ENTRIES SHOWN:
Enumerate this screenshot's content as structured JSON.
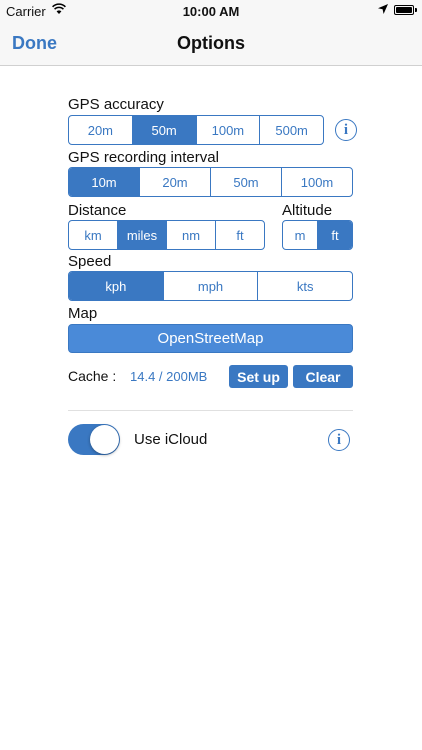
{
  "status_bar": {
    "carrier": "Carrier",
    "time": "10:00 AM"
  },
  "nav": {
    "done": "Done",
    "title": "Options"
  },
  "gps_accuracy": {
    "label": "GPS accuracy",
    "options": [
      "20m",
      "50m",
      "100m",
      "500m"
    ],
    "selected": "50m"
  },
  "gps_interval": {
    "label": "GPS recording interval",
    "options": [
      "10m",
      "20m",
      "50m",
      "100m"
    ],
    "selected": "10m"
  },
  "distance": {
    "label": "Distance",
    "options": [
      "km",
      "miles",
      "nm",
      "ft"
    ],
    "selected": "miles"
  },
  "altitude": {
    "label": "Altitude",
    "options": [
      "m",
      "ft"
    ],
    "selected": "ft"
  },
  "speed": {
    "label": "Speed",
    "options": [
      "kph",
      "mph",
      "kts"
    ],
    "selected": "kph"
  },
  "map": {
    "label": "Map",
    "button": "OpenStreetMap"
  },
  "cache": {
    "label": "Cache :",
    "value": "14.4 / 200MB",
    "setup": "Set up",
    "clear": "Clear"
  },
  "icloud": {
    "label": "Use iCloud",
    "enabled": true
  },
  "info_glyph": "i",
  "colors": {
    "accent": "#3a78c2",
    "map_button": "#4a8ad8"
  }
}
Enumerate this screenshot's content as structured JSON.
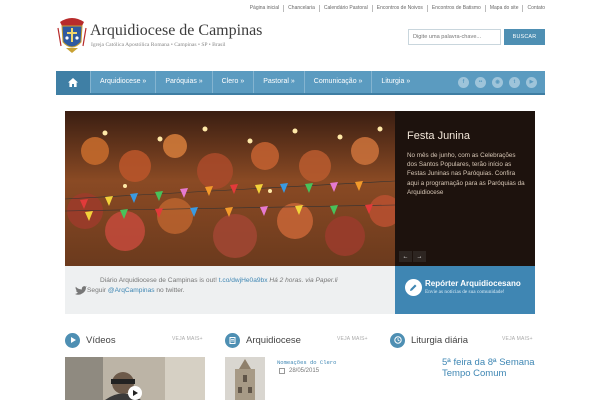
{
  "toplinks": [
    "Página inicial",
    "Chancelaria",
    "Calendário Pastoral",
    "Encontros de Noivos",
    "Encontros de Batismo",
    "Mapa do site",
    "Contato"
  ],
  "brand": {
    "title": "Arquidiocese de Campinas",
    "subtitle": "Igreja Católica Apostólica Romana • Campinas • SP • Brasil"
  },
  "search": {
    "placeholder": "Digite uma palavra-chave...",
    "button": "BUSCAR"
  },
  "nav": {
    "home_icon": "home-icon",
    "items": [
      "Arquidiocese »",
      "Paróquias »",
      "Clero »",
      "Pastoral »",
      "Comunicação »",
      "Liturgia »"
    ],
    "social_icons": [
      "facebook-icon",
      "flickr-icon",
      "rss-icon",
      "twitter-icon",
      "youtube-icon"
    ]
  },
  "slide": {
    "title": "Festa Junina",
    "text": "No mês de junho, com as Celebrações dos Santos Populares, terão início as Festas Juninas nas Paróquias. Confira aqui a programação para as Paróquias da Arquidiocese",
    "prev": "←",
    "next": "→"
  },
  "twitter": {
    "text": "Diário Arquidiocese de Campinas is out! ",
    "link": "t.co/dwjHe0a9bx",
    "time": " Há 2 horas. via Paper.li",
    "follow_prefix": "Seguir ",
    "handle": "@ArqCampinas",
    "follow_suffix": " no twitter."
  },
  "reporter": {
    "title": "Repórter Arquidiocesano",
    "subtitle": "Envie as notícias de sua comunidade!"
  },
  "columns": {
    "videos": {
      "title": "Vídeos",
      "more": "VEJA MAIS+"
    },
    "arquidiocese": {
      "title": "Arquidiocese",
      "more": "VEJA MAIS+",
      "news_title": "Nomeações do Clero",
      "news_date": "28/05/2015"
    },
    "liturgia": {
      "title": "Liturgia diária",
      "more": "VEJA MAIS+",
      "headline": "5ª feira da 8ª Semana Tempo Comum"
    }
  },
  "colors": {
    "accent": "#4e8fb3",
    "nav": "#5b9bc0",
    "reporter": "#3f86b3",
    "caption_bg": "#1d120d"
  }
}
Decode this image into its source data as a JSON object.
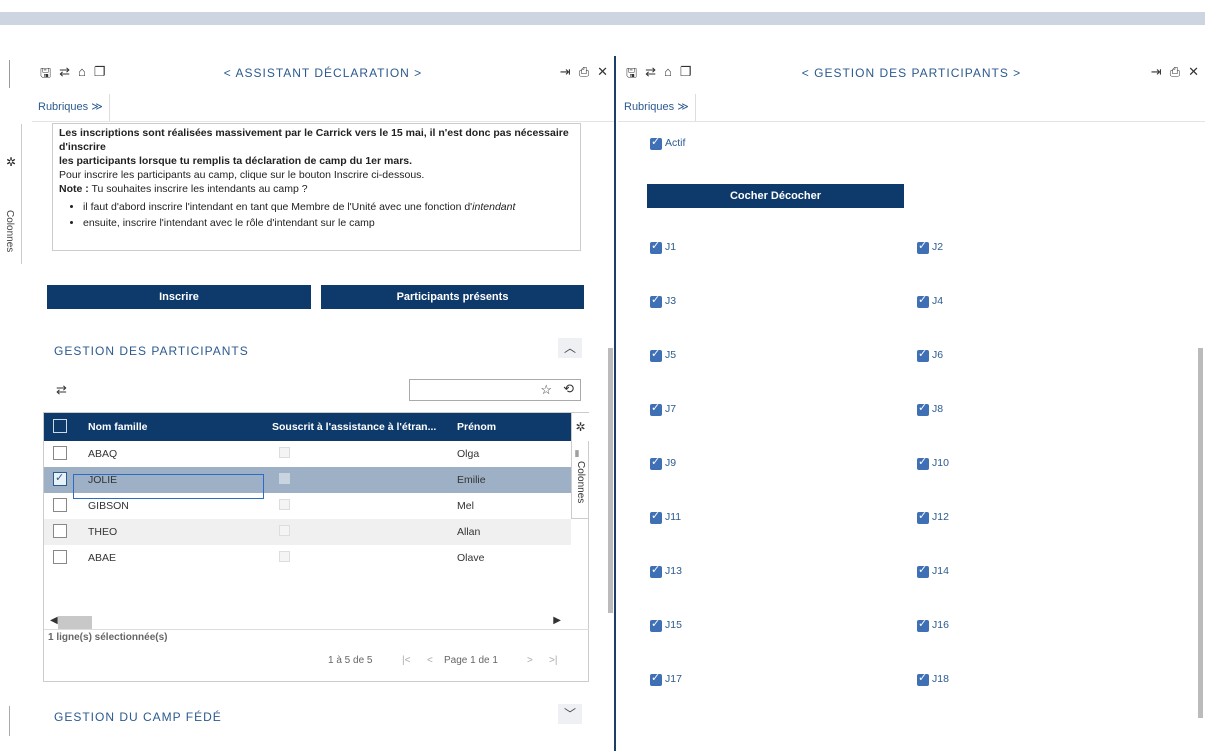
{
  "left_panel": {
    "title": "< ASSISTANT DÉCLARATION >",
    "rubriques": "Rubriques ≫",
    "notice": {
      "line1": "Les inscriptions sont réalisées massivement par le Carrick vers le 15 mai, il n'est donc pas nécessaire d'inscrire",
      "line2": "les participants lorsque tu remplis ta déclaration de camp du 1er mars.",
      "line3": "Pour inscrire les participants au camp, clique sur le bouton Inscrire ci-dessous.",
      "note_label": "Note :",
      "note_text": " Tu souhaites inscrire les intendants au camp ?",
      "bullet1_a": "il faut d'abord inscrire l'intendant en tant que Membre de l'Unité avec une fonction d'",
      "bullet1_b": "intendant",
      "bullet2": "ensuite, inscrire l'intendant avec le rôle d'intendant sur le camp"
    },
    "inscrire_btn": "Inscrire",
    "participants_btn": "Participants présents",
    "section_title": "GESTION DES PARTICIPANTS",
    "section2_title": "GESTION DU CAMP FÉDÉ",
    "grid": {
      "columns": [
        "Nom famille",
        "Souscrit à l'assistance à l'étran...",
        "Prénom"
      ],
      "rows": [
        {
          "nom": "ABAQ",
          "prenom": "Olga",
          "selected": false
        },
        {
          "nom": "JOLIE",
          "prenom": "Emilie",
          "selected": true
        },
        {
          "nom": "GIBSON",
          "prenom": "Mel",
          "selected": false
        },
        {
          "nom": "THEO",
          "prenom": "Allan",
          "selected": false
        },
        {
          "nom": "ABAE",
          "prenom": "Olave",
          "selected": false
        }
      ],
      "colonnes_label": "Colonnes",
      "selected_count": "1 ligne(s) sélectionnée(s)",
      "range": "1 à 5 de 5",
      "page": "Page 1 de 1"
    }
  },
  "right_panel": {
    "title": "< GESTION DES PARTICIPANTS >",
    "rubriques": "Rubriques ≫",
    "actif_label": "Actif",
    "toggle_btn": "Cocher Décocher",
    "days_left": [
      "J1",
      "J3",
      "J5",
      "J7",
      "J9",
      "J11",
      "J13",
      "J15",
      "J17"
    ],
    "days_right": [
      "J2",
      "J4",
      "J6",
      "J8",
      "J10",
      "J12",
      "J14",
      "J16",
      "J18"
    ]
  },
  "left_strip": {
    "colonnes": "Colonnes"
  },
  "colors": {
    "primary": "#0e3a6b",
    "accent": "#2b5a8e",
    "checkbox": "#3f6fb5",
    "selected_row": "#9db0c5"
  }
}
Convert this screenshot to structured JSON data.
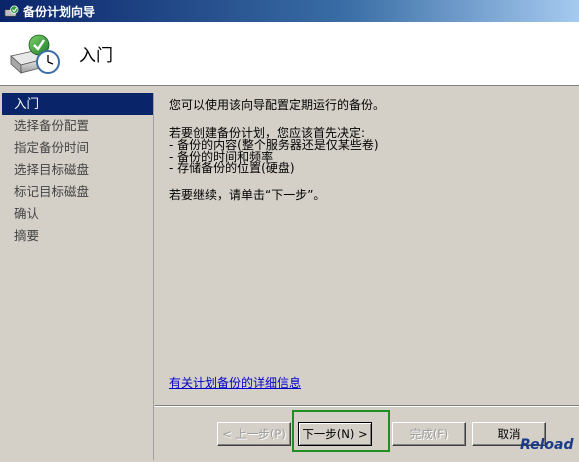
{
  "window": {
    "title": "备份计划向导"
  },
  "header": {
    "title": "入门"
  },
  "sidebar": {
    "items": [
      {
        "label": "入门",
        "active": true
      },
      {
        "label": "选择备份配置",
        "active": false
      },
      {
        "label": "指定备份时间",
        "active": false
      },
      {
        "label": "选择目标磁盘",
        "active": false
      },
      {
        "label": "标记目标磁盘",
        "active": false
      },
      {
        "label": "确认",
        "active": false
      },
      {
        "label": "摘要",
        "active": false
      }
    ]
  },
  "content": {
    "intro": "您可以使用该向导配置定期运行的备份。",
    "decide_heading": "若要创建备份计划，您应该首先决定:",
    "bullets": [
      "- 备份的内容(整个服务器还是仅某些卷)",
      "- 备份的时间和频率",
      "- 存储备份的位置(硬盘)"
    ],
    "continue_text": "若要继续，请单击“下一步”。",
    "details_link": "有关计划备份的详细信息"
  },
  "buttons": {
    "prev": "< 上一步(P)",
    "next": "下一步(N) >",
    "finish": "完成(F)",
    "cancel": "取消"
  },
  "overlay": {
    "reload": "Reload"
  },
  "colors": {
    "titlebar": "#0a246a",
    "active_nav": "#0a246a",
    "link": "#0000cc",
    "highlight_box": "#1f8f1f"
  }
}
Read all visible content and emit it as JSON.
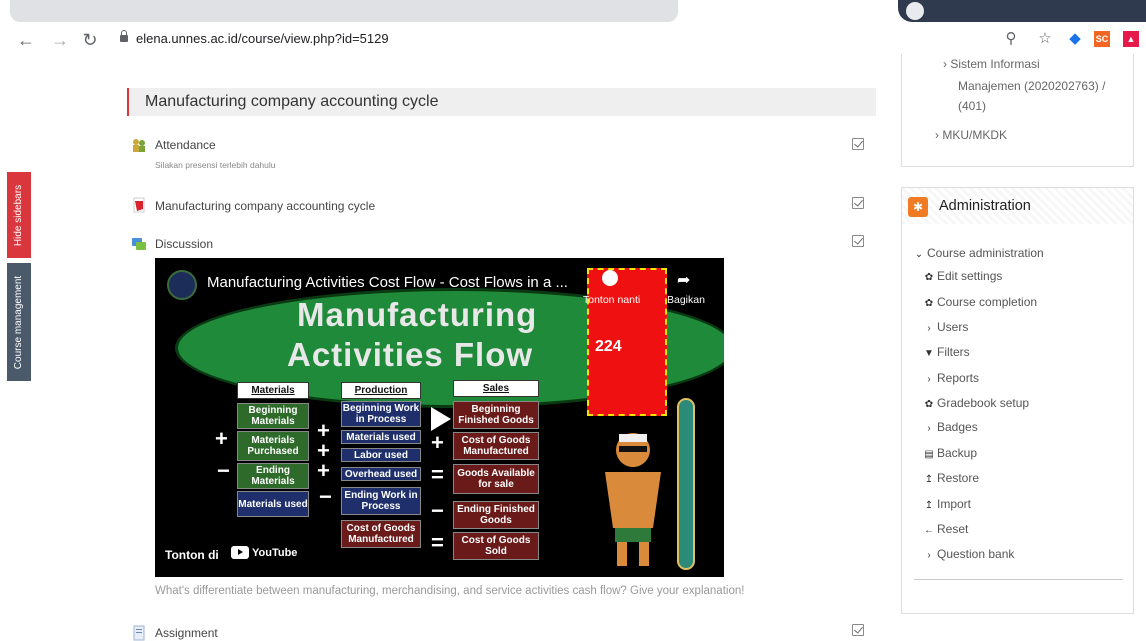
{
  "browser": {
    "url": "elena.unnes.ac.id/course/view.php?id=5129",
    "ext_sc": "SC"
  },
  "side_tabs": {
    "hide": "Hide sidebars",
    "course": "Course management"
  },
  "section": {
    "title": "Manufacturing company accounting cycle"
  },
  "activities": [
    {
      "label": "Attendance",
      "sub": "Silakan presensi terlebih dahulu"
    },
    {
      "label": "Manufacturing company accounting cycle"
    },
    {
      "label": "Discussion"
    },
    {
      "label": "Assignment"
    }
  ],
  "video": {
    "title": "Manufacturing Activities Cost Flow - Cost Flows in a ...",
    "big1": "Manufacturing",
    "big2": "Activities Flow",
    "number": "224",
    "later": "Tonton nanti",
    "share": "Bagikan",
    "watch_on": "Tonton di",
    "youtube": "YouTube",
    "headers": [
      "Materials",
      "Production",
      "Sales"
    ],
    "materials": [
      "Beginning Materials",
      "Materials Purchased",
      "Ending Materials",
      "Materials used"
    ],
    "production": [
      "Beginning Work in Process",
      "Materials used",
      "Labor used",
      "Overhead used",
      "Ending Work in Process",
      "Cost of Goods Manufactured"
    ],
    "sales": [
      "Beginning Finished Goods",
      "Cost of Goods Manufactured",
      "Goods Available for sale",
      "Ending Finished Goods",
      "Cost of Goods Sold"
    ]
  },
  "video_caption": "What's differentiate between manufacturing, merchandising, and service activities cash flow? Give your explanation!",
  "nav_block": {
    "line1": "› Sistem Informasi",
    "line2": "Manajemen (2020202763) /",
    "line3": "(401)",
    "line4": "› MKU/MKDK"
  },
  "admin": {
    "title": "Administration",
    "items": [
      {
        "icon": "⌄",
        "label": "Course administration"
      },
      {
        "icon": "✿",
        "label": "Edit settings"
      },
      {
        "icon": "✿",
        "label": "Course completion"
      },
      {
        "icon": "›",
        "label": "Users"
      },
      {
        "icon": "▼",
        "label": "Filters"
      },
      {
        "icon": "›",
        "label": "Reports"
      },
      {
        "icon": "✿",
        "label": "Gradebook setup"
      },
      {
        "icon": "›",
        "label": "Badges"
      },
      {
        "icon": "▤",
        "label": "Backup"
      },
      {
        "icon": "↥",
        "label": "Restore"
      },
      {
        "icon": "↥",
        "label": "Import"
      },
      {
        "icon": "←",
        "label": "Reset"
      },
      {
        "icon": "›",
        "label": "Question bank"
      }
    ]
  }
}
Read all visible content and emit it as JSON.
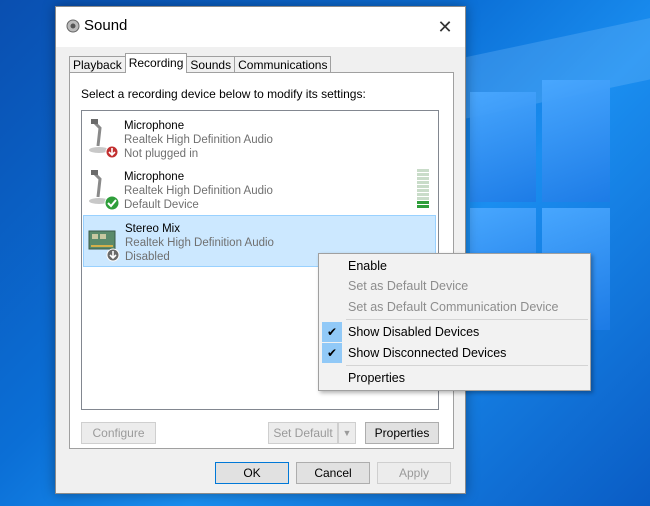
{
  "window": {
    "title": "Sound"
  },
  "tabs": [
    {
      "label": "Playback"
    },
    {
      "label": "Recording"
    },
    {
      "label": "Sounds"
    },
    {
      "label": "Communications"
    }
  ],
  "recording": {
    "instruction": "Select a recording device below to modify its settings:",
    "devices": [
      {
        "name": "Microphone",
        "driver": "Realtek High Definition Audio",
        "status": "Not plugged in"
      },
      {
        "name": "Microphone",
        "driver": "Realtek High Definition Audio",
        "status": "Default Device"
      },
      {
        "name": "Stereo Mix",
        "driver": "Realtek High Definition Audio",
        "status": "Disabled"
      }
    ],
    "buttons": {
      "configure": "Configure",
      "set_default": "Set Default",
      "properties": "Properties"
    }
  },
  "dialog_buttons": {
    "ok": "OK",
    "cancel": "Cancel",
    "apply": "Apply"
  },
  "context_menu": {
    "items": [
      {
        "label": "Enable"
      },
      {
        "label": "Set as Default Device"
      },
      {
        "label": "Set as Default Communication Device"
      },
      {
        "label": "Show Disabled Devices",
        "checked": true
      },
      {
        "label": "Show Disconnected Devices",
        "checked": true
      },
      {
        "label": "Properties"
      }
    ]
  },
  "colors": {
    "selection": "#cce8ff",
    "accent": "#0078d7",
    "check_bg": "#91c9f7",
    "meter_green": "#2e9e3a"
  }
}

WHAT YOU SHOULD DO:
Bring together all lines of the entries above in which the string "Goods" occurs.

TASK RESPONSE:
      "Cost of Goods Manufactured"
      "Beginning Finished Goods",
      "Cost of Goods Manufactured",
      "Goods Available for sale",
      "Ending Finished Goods",
      "Cost of Goods Sold"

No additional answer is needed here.